As faithful blog readers, you may gasp, “Is Tamela getting divorced?”
The answer is a resounding, “No!”
I credit my long marriage (since 1984) to my husband’s patience with me!
And no, divorce is not touching my life in any special way at the moment. Yet I still found this topic interesting. The title drew me in, with its promise of different perspectives on a difficult subject.
So why am I telling you this? Because in my view, Remarriage after Divorce in Today’s Church: 3 Views (Counterpoints: Church Life), illustrates some factors that can help you sell your nonfiction book to a broad audience:
- A great title that explains right away how the book will interest and/or help the reader.
- Fills an immediate felt need for many readers.
- Authority of the authors.
- Strong enough to interest even those readers who don’t have an immediate need for the book.
- A good book for gaining knowledge on a topic that affects many.
- A writing style that engages a wide range of readers.
- Helps readers fine-tune their actions and/or positions on a topic.
An author hitting all, or at least most, of these points has a good chance of finding a traditional publisher, and becoming one of the go-to authors on the chosen topic.
However, not every nonfiction book could or should appeal to the broadest possible range of readers. One example is this book on clipping and grooming a poodle.
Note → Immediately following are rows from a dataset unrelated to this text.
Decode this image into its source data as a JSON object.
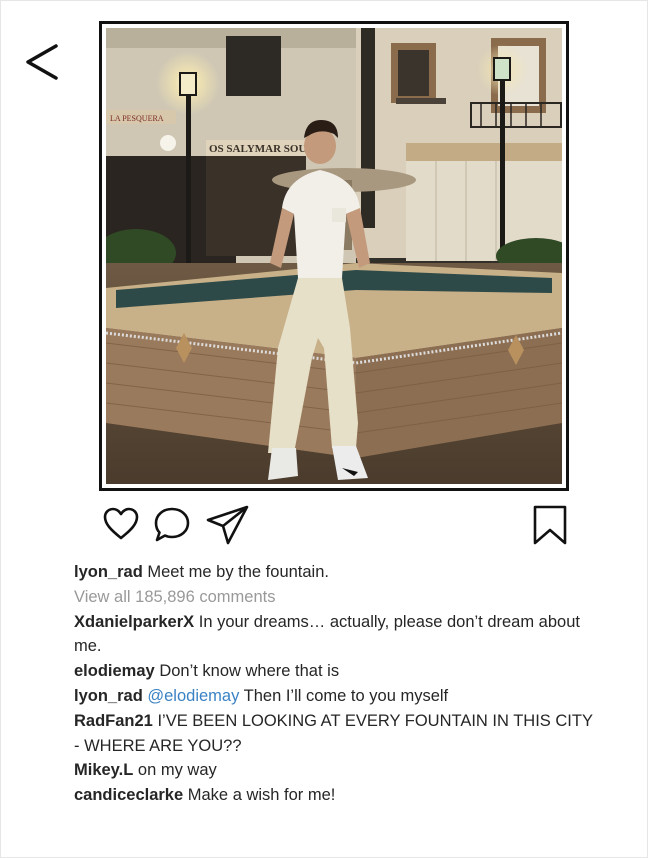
{
  "nav": {
    "back_icon": "chevron-left-icon",
    "back_glyph": "<"
  },
  "post": {
    "image_icon": "photo-image",
    "image_signs": [
      "LA PESQUERA",
      "OS SALYMAR SOU"
    ],
    "actions": [
      "heart-icon",
      "comment-icon",
      "send-icon",
      "bookmark-icon"
    ],
    "caption": {
      "user": "lyon_rad",
      "text": "Meet me by the fountain."
    },
    "view_all": "View all 185,896 comments"
  },
  "comments": [
    {
      "user": "XdanielparkerX",
      "text": "In your dreams… actually, please don’t dream about me."
    },
    {
      "user": "elodiemay",
      "text": "Don’t know where that is"
    },
    {
      "user": "lyon_rad",
      "mention": "@elodiemay",
      "text": "Then I’ll come to you myself"
    },
    {
      "user": "RadFan21",
      "text": "I’VE BEEN LOOKING AT EVERY FOUNTAIN IN THIS CITY - WHERE ARE YOU??"
    },
    {
      "user": "Mikey.L",
      "text": "on my way"
    },
    {
      "user": "candiceclarke",
      "text": "Make a wish for me!"
    }
  ],
  "colors": {
    "mention": "#3b82c4",
    "muted": "#999999",
    "text": "#262626",
    "frame": "#111111"
  }
}
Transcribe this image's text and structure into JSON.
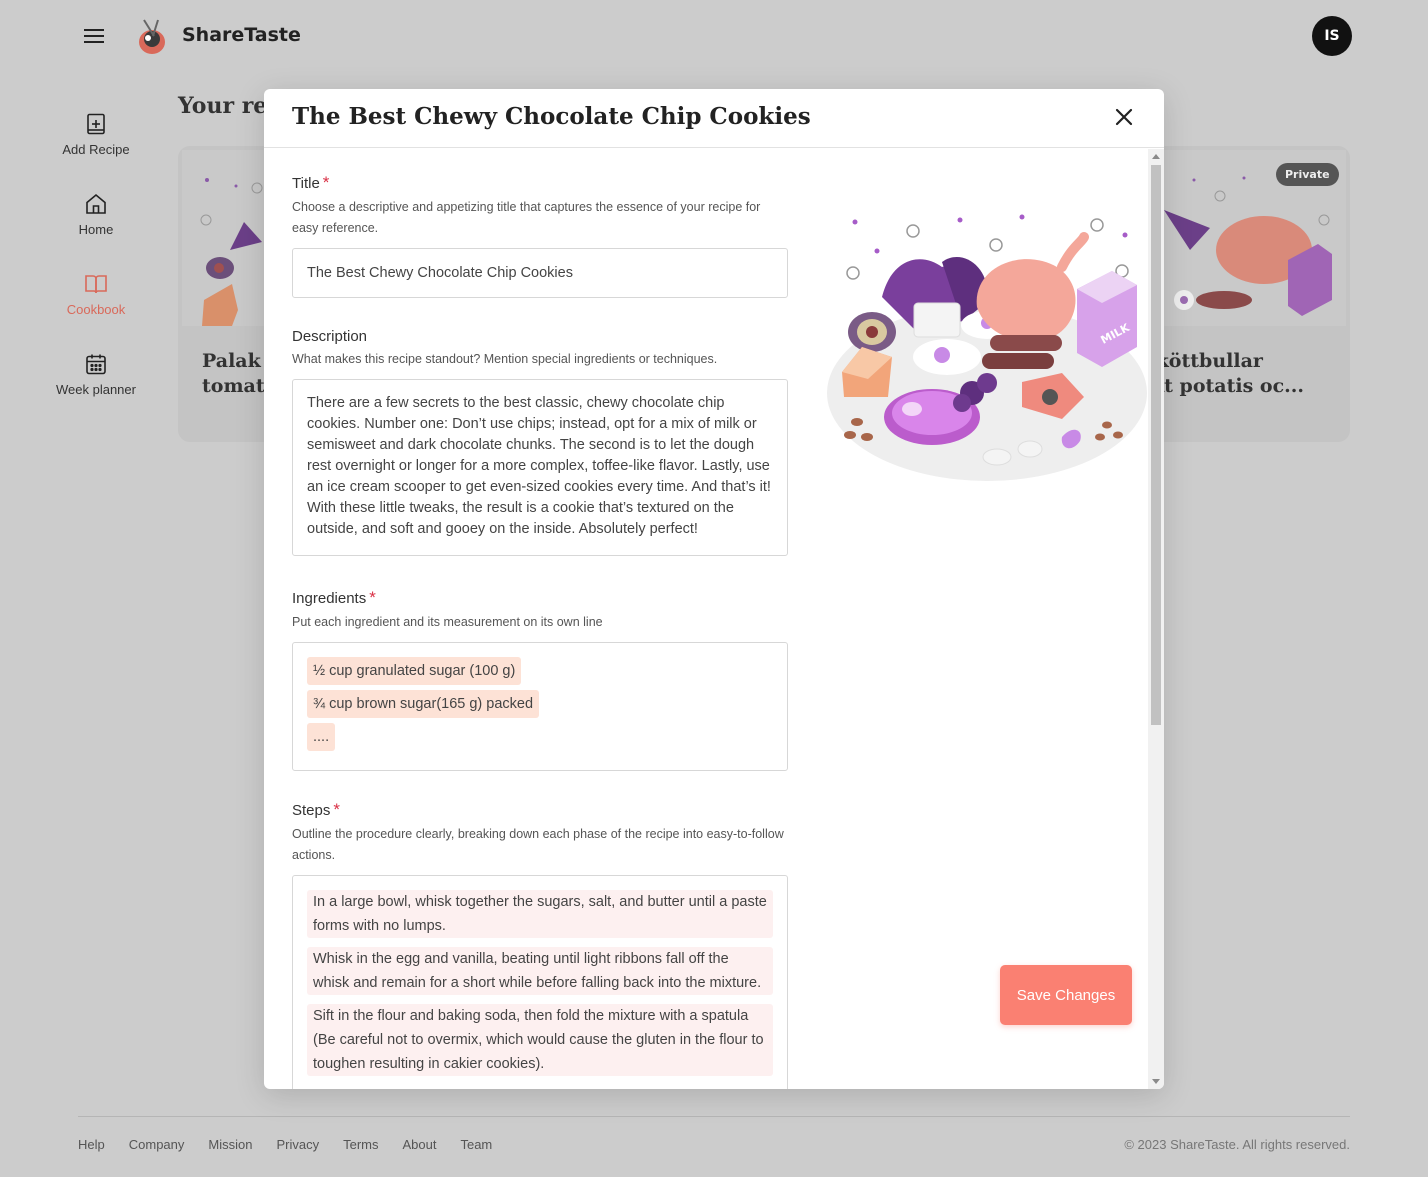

Poodle Clipping and Grooming is and always will be a niche title geared primarily to these specialty groups:
- Poodle owners interested in different ways to groom their Poodles.
- Professional dog groomers, specifically those who need to know how to groom Poodles.
But note that according to its Amazon listing, this book was published in 2000 and yet is still in print. It is written by an authority on the topic. The book does not use pretense to appeal to readers interested in any other topic. Yet based on its long print run, this is a well-respected book on this specific topic so I’ll surmise that the author has enjoyed a long span of collecting royalty checks.
I suggest than when writing your proposal, know how you are going to present your book to either your broad audience or to niche readers. A good agent will be essential in finding the right publisher for you. If you are writing in a niche, be sure your agent knows the publishers who are pursuing that niche and are well respected publishers in your chosen area.
Whether you are writing a nonfiction book with broad appeal or with narrow appeal, success can be yours with the right approach and an understanding of what your book means to the reading public.
What is the most nichy book you have read?
What is the most nichy book you have bought and keep as a reference?
What book in your collection would surprise those perusing your personal library?